Syria’s President Bashar al-Assad addresses the new members of parliament in Damascus, Syria in this handout released by SANA on August 12, 2020. SANA/Handout via REUTERS

A bipartisan group of U.S. lawmakers introduced a bill on Thursday intended to bar the U.S. government from recognizing Bashar al-Assad as Syria’s president and enhance Washington’s ability to impose sanctions in a warning to other countries normalizing relations with Assad.

The bill, first reported by Reuters, would prohibit the U.S. federal government from recognizing or normalizing relations with any government in Syria led by Assad, who is under U.S. sanctions, and expands on the Caesar Act, a U.S. law that imposed a tough round of sanctions on Syria in 2020.

The bill comes after Arab states turned the page on years of confrontation with Assad on Sunday by letting Syria back into the Arab League, a milestone in his regional rehabilitation even as the West continues to shun him after years of civil war.

Regional countries, including Saudi Arabia, Qatar and others, had for years supported anti-Assad rebels, but Syria’s army – backed by Iran, Russia and allied paramilitary groups – regained most of the country. The icy ties with Assad began to thaw more quickly after devastating earthquakes in Syria and Turkey in February.

The United States has said it will not normalize ties with Assad, and its sanctions remain in full effect.

“Countries choosing to normalize with (the) unrepentant mass murderer and drug trafficker, Bashar al-Assad, are headed down the wrong path,” U.S. Representative Joe Wilson, the chair of the Subcommittee on the Middle East, North Africa, and Central Asia, said in a statement.

The bill was introduced by Wilson alongside House of Representatives Foreign Affairs Committee Chairman Michael McCaul and co-chairs of the Free, Democratic and Stable Syria Caucus, Republican French Hill and Democrat Brendan Boyle; among others.

The legislation is a warning to Turkey and Arab countries that if they engage with Assad’s government, they could face severe consequences, a senior congressional staffer who worked on the bill told Reuters.

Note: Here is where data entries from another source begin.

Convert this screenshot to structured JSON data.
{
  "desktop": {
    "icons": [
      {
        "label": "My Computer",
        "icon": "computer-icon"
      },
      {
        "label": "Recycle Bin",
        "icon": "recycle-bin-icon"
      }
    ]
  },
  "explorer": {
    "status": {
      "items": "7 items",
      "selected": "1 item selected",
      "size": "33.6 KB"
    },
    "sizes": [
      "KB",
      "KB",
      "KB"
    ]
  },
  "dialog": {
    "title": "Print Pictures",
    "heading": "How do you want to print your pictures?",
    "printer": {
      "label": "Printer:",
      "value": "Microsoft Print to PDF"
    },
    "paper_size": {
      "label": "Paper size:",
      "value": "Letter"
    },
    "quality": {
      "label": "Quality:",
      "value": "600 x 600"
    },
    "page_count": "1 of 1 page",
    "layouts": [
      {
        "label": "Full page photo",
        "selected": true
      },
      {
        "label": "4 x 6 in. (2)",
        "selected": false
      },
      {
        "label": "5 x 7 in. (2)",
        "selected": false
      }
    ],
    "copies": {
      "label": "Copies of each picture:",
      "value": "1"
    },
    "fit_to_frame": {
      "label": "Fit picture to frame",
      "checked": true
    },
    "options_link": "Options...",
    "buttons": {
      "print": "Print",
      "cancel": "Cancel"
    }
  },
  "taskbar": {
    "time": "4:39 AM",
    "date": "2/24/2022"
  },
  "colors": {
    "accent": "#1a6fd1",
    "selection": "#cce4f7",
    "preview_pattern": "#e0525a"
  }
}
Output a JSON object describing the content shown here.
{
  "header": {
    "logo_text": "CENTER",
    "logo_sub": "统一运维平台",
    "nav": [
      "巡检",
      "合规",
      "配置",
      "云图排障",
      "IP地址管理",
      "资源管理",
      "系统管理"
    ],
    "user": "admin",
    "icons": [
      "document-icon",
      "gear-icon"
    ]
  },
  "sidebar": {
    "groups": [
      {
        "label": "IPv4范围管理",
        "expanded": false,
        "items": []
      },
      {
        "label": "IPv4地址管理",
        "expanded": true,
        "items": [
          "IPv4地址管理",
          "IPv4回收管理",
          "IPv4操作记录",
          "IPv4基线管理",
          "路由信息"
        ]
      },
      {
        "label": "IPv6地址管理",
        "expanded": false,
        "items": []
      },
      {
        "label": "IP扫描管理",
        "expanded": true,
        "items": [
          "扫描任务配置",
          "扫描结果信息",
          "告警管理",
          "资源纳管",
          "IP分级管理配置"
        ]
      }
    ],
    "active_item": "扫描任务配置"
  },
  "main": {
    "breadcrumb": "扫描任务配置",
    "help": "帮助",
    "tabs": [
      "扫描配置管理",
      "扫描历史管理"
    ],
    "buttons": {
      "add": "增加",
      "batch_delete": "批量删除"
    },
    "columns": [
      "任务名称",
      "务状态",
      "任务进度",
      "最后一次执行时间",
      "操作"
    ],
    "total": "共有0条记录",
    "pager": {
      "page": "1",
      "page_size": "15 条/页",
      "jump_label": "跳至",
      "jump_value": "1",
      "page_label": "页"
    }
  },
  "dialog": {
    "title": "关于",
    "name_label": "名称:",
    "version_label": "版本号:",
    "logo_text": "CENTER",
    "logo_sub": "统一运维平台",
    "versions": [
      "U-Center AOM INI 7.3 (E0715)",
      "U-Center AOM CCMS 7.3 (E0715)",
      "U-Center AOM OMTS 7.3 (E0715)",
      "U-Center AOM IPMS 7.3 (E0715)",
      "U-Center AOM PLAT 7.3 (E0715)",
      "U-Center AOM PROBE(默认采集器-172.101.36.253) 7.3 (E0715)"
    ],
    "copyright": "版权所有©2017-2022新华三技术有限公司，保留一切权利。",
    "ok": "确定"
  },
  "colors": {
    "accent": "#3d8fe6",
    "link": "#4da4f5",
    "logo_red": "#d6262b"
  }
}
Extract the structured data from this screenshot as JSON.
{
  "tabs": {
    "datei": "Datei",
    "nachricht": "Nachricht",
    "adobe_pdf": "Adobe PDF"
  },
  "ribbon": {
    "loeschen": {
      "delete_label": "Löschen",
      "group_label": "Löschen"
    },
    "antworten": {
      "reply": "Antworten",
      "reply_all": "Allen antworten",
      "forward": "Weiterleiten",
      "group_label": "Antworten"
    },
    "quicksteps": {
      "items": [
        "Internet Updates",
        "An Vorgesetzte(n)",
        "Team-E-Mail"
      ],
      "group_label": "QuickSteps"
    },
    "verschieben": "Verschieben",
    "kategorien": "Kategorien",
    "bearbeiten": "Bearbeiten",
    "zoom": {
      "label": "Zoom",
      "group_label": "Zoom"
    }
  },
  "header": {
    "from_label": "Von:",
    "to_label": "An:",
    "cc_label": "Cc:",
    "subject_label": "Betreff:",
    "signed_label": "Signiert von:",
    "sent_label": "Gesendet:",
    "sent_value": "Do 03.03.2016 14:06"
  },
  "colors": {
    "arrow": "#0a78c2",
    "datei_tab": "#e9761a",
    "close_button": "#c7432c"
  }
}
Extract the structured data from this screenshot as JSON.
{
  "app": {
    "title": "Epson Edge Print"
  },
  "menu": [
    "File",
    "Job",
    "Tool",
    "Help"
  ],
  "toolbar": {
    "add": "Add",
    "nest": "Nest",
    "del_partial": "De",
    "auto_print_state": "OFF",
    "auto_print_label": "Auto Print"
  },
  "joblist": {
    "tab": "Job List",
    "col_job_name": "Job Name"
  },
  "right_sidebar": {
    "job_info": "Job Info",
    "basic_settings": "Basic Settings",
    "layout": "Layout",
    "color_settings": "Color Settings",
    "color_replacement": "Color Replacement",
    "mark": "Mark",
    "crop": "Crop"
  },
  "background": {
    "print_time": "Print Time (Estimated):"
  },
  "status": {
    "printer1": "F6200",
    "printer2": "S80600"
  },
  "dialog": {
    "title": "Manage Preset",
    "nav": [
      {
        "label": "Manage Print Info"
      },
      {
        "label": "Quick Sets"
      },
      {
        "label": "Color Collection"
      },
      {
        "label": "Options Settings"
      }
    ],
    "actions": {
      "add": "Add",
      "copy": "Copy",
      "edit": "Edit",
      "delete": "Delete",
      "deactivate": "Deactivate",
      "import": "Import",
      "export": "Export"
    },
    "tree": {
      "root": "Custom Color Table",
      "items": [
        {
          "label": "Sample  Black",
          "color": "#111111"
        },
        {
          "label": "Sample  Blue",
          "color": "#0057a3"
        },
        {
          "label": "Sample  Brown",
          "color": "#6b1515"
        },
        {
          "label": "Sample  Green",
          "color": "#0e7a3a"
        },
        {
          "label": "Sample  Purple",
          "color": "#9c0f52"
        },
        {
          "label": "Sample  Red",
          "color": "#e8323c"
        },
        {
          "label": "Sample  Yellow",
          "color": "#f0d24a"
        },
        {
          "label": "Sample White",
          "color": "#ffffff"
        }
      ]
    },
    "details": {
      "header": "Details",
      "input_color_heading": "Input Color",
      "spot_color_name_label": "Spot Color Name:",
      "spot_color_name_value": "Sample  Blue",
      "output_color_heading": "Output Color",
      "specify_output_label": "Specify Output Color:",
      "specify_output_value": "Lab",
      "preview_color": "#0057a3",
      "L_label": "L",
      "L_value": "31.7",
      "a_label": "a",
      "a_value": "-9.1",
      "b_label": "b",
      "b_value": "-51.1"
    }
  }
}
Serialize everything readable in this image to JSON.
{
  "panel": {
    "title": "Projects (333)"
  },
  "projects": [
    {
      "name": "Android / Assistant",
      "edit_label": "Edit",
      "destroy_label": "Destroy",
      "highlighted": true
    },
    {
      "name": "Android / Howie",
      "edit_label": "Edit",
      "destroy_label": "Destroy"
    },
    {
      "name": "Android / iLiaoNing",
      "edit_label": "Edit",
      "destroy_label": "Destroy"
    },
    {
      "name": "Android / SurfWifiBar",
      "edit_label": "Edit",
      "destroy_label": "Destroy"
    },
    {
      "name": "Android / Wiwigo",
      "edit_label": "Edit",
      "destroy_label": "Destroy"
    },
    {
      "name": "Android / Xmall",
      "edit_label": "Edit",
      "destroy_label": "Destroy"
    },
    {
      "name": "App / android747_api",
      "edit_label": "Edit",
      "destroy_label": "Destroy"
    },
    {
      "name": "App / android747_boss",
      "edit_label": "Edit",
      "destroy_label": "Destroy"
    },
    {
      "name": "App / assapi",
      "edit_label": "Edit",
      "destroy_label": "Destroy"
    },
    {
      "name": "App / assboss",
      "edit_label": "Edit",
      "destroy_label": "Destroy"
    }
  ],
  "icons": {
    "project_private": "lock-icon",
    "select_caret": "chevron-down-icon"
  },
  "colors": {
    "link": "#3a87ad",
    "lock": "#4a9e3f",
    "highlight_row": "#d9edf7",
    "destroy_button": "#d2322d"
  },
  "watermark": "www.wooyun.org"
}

“The readmission of Syria to the Arab League really infuriated members and made clear the need to quickly act to send a signal,” the staffer said.

The staffer said the State Department was consulted in the drafting of the bill. The State Department did not immediately respond to a request for comment.

The bill’s provisions include a requirement for an annual strategy from the secretary of state for five years on countering normalization with Assad’s government, including a list of diplomatic meetings held between Syria’s government and Turkey, the United Arab Emirates, Egypt and others.

The bill would also clarify the applicability of U.S. sanctions on Syrian Arab Airlines and another carrier, Cham Wings. Under the proposed bill, countries that allow the airlines to land would face sanctions against that airport, the staffer said.

If passed, the bill would also require a review of transactions, including donations over $50,000 in areas of Syria held by Assad’s government by anyone in Turkey, the UAE, Egypt and several other countries.